The newspaper will be a collection of 24 manifestos by artists, and the brief was like this: PIGDOGANDMONKEYFESTOS
I didn't have time to do the manifesto before I came to Japan, but thought I would do it here. I had a few ideas: one was to use the images from the Modes of Practice Manifesto workshop we did to make a 'how to manifest' manual sheet (this would have been quite a straight take on the theme) the second was to take the first 10 manifestos to appear on google images, and take one point from each - so the first point from the first, second point from the second etc. If I had have done that I would have ended up with this:"Racing around a fireball is a blob of filth on which ladies stockings are sold and Gauguins prized, truly a most deplorable business..." Walter Serner 1918
PIGDOGANDMONKEYFESTOS has been conceived as a collection of contemporary artists manifestos. Celebrating the stupidity of declaring your intentions to the world with the hope of changing it, PIGDOGANDMONKEYFESTOS will be a tragi-comedy of baroque minimalist clownery, grandiose and ill conceived in extreme.
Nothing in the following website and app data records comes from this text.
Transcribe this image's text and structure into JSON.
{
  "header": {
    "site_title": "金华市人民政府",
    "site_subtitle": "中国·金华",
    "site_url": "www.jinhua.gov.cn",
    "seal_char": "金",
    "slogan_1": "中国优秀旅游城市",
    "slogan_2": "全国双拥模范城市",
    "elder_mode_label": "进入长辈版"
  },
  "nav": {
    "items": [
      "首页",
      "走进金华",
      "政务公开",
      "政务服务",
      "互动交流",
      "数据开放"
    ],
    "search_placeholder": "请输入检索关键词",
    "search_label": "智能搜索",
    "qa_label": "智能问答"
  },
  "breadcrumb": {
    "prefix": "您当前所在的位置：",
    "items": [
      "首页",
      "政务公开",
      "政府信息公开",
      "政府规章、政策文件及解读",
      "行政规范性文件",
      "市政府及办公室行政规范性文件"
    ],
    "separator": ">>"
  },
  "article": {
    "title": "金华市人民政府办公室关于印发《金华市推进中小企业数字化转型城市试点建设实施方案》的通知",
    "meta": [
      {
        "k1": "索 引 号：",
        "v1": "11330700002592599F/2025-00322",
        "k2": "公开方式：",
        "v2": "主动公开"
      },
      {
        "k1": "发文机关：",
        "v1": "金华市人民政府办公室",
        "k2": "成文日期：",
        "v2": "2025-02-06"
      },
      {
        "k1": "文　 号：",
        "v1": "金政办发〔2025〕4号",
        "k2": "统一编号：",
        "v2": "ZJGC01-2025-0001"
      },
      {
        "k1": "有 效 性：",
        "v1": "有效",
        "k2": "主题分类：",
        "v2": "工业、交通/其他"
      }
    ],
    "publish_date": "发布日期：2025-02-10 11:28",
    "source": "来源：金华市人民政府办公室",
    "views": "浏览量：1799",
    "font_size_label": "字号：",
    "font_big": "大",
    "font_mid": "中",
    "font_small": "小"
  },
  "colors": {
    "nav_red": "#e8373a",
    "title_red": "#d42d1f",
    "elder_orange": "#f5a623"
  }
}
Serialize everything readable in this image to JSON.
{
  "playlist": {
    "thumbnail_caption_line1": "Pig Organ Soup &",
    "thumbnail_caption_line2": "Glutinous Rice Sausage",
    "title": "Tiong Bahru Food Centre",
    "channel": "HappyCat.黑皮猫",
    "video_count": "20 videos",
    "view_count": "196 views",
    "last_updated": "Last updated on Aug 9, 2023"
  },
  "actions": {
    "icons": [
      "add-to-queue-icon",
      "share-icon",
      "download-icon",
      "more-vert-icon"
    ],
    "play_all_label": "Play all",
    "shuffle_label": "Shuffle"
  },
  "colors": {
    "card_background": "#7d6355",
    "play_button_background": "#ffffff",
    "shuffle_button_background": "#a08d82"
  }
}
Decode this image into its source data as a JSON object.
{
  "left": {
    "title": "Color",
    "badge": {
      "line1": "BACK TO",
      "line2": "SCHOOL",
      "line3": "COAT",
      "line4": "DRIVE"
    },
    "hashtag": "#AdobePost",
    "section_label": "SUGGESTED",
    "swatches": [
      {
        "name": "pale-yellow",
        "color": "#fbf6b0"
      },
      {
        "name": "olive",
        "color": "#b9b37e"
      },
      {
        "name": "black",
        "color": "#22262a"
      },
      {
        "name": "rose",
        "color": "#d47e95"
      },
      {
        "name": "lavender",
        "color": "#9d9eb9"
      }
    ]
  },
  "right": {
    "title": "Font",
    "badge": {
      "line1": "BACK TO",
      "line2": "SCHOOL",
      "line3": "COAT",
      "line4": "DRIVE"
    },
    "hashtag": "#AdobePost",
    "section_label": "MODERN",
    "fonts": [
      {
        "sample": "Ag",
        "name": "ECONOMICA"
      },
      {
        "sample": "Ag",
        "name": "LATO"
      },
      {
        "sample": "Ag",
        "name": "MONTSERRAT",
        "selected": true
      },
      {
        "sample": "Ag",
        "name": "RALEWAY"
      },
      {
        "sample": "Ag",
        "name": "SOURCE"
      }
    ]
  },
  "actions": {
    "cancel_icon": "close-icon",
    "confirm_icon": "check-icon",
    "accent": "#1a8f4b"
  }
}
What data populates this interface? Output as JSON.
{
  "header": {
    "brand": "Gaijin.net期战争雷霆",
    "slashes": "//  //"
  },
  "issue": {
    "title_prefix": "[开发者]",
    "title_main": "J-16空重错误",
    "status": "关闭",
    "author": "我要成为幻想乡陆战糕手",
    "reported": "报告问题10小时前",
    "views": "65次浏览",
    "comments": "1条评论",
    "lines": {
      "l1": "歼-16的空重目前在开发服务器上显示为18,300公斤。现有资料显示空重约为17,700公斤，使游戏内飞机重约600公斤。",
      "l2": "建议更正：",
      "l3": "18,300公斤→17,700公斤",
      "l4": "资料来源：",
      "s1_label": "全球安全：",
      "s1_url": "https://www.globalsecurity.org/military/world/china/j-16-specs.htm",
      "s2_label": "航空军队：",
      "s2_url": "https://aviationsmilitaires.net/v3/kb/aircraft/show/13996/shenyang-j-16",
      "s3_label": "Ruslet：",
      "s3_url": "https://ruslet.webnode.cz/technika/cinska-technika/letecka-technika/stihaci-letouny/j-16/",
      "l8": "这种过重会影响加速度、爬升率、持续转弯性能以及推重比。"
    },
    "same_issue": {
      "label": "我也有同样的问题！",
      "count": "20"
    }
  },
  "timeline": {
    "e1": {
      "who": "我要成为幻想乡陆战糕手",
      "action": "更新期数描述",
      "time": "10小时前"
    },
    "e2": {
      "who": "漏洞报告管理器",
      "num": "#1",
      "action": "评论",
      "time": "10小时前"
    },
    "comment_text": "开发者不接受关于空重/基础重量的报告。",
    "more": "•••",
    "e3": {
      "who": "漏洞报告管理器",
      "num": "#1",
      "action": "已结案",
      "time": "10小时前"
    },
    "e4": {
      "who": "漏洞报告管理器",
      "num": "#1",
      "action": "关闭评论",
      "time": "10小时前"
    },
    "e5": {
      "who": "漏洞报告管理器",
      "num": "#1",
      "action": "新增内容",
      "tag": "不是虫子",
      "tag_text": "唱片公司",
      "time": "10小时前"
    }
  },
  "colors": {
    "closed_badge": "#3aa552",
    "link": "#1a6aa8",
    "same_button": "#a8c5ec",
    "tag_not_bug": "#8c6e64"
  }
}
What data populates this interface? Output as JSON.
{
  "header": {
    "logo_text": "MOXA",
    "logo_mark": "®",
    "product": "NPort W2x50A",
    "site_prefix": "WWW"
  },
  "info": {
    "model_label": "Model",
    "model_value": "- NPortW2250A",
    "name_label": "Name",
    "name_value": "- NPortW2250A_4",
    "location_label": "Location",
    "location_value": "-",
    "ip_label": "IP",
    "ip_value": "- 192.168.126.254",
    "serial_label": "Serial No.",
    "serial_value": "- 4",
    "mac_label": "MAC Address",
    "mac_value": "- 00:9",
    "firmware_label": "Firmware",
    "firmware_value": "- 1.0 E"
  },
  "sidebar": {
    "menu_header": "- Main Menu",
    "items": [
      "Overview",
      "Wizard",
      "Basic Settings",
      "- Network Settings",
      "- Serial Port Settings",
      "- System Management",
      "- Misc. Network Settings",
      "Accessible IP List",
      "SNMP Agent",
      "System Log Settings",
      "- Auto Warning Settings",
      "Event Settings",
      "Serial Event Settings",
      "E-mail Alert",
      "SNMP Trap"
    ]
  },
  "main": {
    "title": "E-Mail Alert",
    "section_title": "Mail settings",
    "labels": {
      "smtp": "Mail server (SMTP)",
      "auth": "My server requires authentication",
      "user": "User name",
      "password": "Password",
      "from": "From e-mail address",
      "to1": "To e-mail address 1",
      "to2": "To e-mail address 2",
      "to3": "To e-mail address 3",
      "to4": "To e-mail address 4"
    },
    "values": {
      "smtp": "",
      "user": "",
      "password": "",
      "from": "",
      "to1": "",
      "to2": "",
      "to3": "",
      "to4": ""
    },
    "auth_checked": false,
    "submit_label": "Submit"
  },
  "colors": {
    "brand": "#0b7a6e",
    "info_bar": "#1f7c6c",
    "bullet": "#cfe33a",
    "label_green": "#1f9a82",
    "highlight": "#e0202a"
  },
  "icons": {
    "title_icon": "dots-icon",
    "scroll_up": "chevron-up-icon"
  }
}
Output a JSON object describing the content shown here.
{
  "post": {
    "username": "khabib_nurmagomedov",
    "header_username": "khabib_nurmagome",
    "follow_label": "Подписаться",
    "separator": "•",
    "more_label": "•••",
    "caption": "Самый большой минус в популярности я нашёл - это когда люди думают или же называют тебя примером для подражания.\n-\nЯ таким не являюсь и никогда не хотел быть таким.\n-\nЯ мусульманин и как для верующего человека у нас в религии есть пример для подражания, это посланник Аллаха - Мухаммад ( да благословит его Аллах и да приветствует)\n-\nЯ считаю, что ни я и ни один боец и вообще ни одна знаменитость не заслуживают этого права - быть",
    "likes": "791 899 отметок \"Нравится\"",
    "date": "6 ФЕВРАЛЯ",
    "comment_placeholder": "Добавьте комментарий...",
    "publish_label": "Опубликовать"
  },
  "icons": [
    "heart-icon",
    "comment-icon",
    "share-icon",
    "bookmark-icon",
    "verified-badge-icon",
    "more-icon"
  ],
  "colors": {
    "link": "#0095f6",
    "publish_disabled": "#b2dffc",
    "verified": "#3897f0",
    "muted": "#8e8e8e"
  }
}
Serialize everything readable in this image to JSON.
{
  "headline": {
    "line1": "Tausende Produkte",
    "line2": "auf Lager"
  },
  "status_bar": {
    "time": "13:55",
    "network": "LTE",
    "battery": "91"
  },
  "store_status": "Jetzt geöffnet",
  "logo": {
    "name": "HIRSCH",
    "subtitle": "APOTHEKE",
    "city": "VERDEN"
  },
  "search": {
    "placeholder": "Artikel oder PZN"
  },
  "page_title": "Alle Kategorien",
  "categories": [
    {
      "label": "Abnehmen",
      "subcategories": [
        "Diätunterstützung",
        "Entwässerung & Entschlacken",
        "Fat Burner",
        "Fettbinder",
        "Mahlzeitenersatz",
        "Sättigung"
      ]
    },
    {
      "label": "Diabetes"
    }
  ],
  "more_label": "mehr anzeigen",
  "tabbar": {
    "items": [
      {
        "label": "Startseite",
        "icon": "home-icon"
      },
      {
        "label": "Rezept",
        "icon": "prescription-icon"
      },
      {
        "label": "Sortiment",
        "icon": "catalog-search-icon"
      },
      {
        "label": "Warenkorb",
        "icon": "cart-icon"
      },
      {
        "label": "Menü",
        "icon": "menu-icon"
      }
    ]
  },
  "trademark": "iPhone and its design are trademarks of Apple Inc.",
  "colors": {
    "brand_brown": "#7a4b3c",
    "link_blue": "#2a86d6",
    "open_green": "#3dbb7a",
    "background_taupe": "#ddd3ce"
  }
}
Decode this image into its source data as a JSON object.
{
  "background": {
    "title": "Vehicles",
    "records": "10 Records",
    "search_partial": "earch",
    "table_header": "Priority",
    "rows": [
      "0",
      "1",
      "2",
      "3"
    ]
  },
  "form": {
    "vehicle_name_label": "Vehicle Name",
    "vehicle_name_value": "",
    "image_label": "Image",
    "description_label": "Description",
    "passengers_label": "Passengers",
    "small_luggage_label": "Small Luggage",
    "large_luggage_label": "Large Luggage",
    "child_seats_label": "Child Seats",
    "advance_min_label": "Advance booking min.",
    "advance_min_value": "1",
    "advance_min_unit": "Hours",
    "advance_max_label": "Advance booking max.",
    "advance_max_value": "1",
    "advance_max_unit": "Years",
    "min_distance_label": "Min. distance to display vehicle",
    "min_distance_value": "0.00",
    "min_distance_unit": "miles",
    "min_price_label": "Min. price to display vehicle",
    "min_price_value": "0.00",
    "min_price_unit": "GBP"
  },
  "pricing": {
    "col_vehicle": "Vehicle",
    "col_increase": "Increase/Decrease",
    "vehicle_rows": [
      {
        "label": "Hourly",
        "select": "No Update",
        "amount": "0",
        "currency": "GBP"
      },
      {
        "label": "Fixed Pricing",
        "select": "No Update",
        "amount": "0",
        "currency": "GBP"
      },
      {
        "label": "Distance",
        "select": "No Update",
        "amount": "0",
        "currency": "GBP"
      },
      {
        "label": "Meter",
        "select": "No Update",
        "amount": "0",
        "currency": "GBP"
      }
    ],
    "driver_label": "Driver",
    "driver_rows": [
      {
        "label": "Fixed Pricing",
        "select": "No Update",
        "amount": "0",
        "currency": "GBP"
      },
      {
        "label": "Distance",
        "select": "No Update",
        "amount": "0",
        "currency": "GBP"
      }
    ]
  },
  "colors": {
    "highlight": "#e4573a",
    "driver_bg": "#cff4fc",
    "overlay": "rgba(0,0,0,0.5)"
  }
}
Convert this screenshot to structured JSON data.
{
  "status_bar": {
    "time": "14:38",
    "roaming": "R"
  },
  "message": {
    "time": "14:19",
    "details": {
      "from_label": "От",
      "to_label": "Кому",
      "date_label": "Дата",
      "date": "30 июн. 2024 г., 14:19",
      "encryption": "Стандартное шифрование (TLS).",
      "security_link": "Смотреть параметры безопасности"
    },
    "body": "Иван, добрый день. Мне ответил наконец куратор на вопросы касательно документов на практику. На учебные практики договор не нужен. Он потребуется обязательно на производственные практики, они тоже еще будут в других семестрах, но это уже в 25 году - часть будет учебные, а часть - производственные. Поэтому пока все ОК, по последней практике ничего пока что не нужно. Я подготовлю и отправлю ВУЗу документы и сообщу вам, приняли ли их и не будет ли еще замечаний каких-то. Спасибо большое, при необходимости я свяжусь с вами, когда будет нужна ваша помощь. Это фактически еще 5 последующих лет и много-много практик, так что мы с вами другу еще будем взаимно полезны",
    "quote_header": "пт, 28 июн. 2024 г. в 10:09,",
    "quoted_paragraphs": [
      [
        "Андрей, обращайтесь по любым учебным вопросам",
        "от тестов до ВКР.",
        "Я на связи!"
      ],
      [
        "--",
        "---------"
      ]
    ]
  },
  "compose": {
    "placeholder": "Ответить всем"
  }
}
Like an over stuffed letterbox at election time, PIGDOGANDMONKEYFESTOS embraces all the half-baked ideas, dead ends and prejudiced rants that make artists' manifestos wondrous artworks in thenselves. Accepting the paucity of the written word, images made in the spirit of the manifesto will also be included in this landfill of a publication.
24 artists are each to be given a single page.'
Then on the first night at Headspace, Okata-San the local farmer came around and demonstrated how to use leftover rice bran (the brown bit on rice) to improve the nutritional value of cucumbers. There seems to be an unwritten manifesto on the mountain, where villagers all share resources: every day more cucumbers arrive, or someone brings aubergines, and Jamie and Aiko help Okata-San at harvest time, and he then provides them with rice for the rest of the year. Land and space is also shared, exchanges taking place are natural. Another villager arrived the other night with a ladder - saying he noticed that Jamie and Aiko were not picking their plums, (they don't have a long enough ladder) so he offered to pick them, in exchange for a share of them. They can be used to make plum sho-chu. So, this mountain village is all about recognising and sharing resources, helping each other out, supporting each other - a bit like some of the things we agreed in the 'Modes of Practice' manifesto workshop.
I decided to use the photos of the cucumber treatment for my manifesto manual, and I am quite pleased that something made in the mountains of Nara, Japan, will be distributed around London. I am looking forward to seeing the finished publication.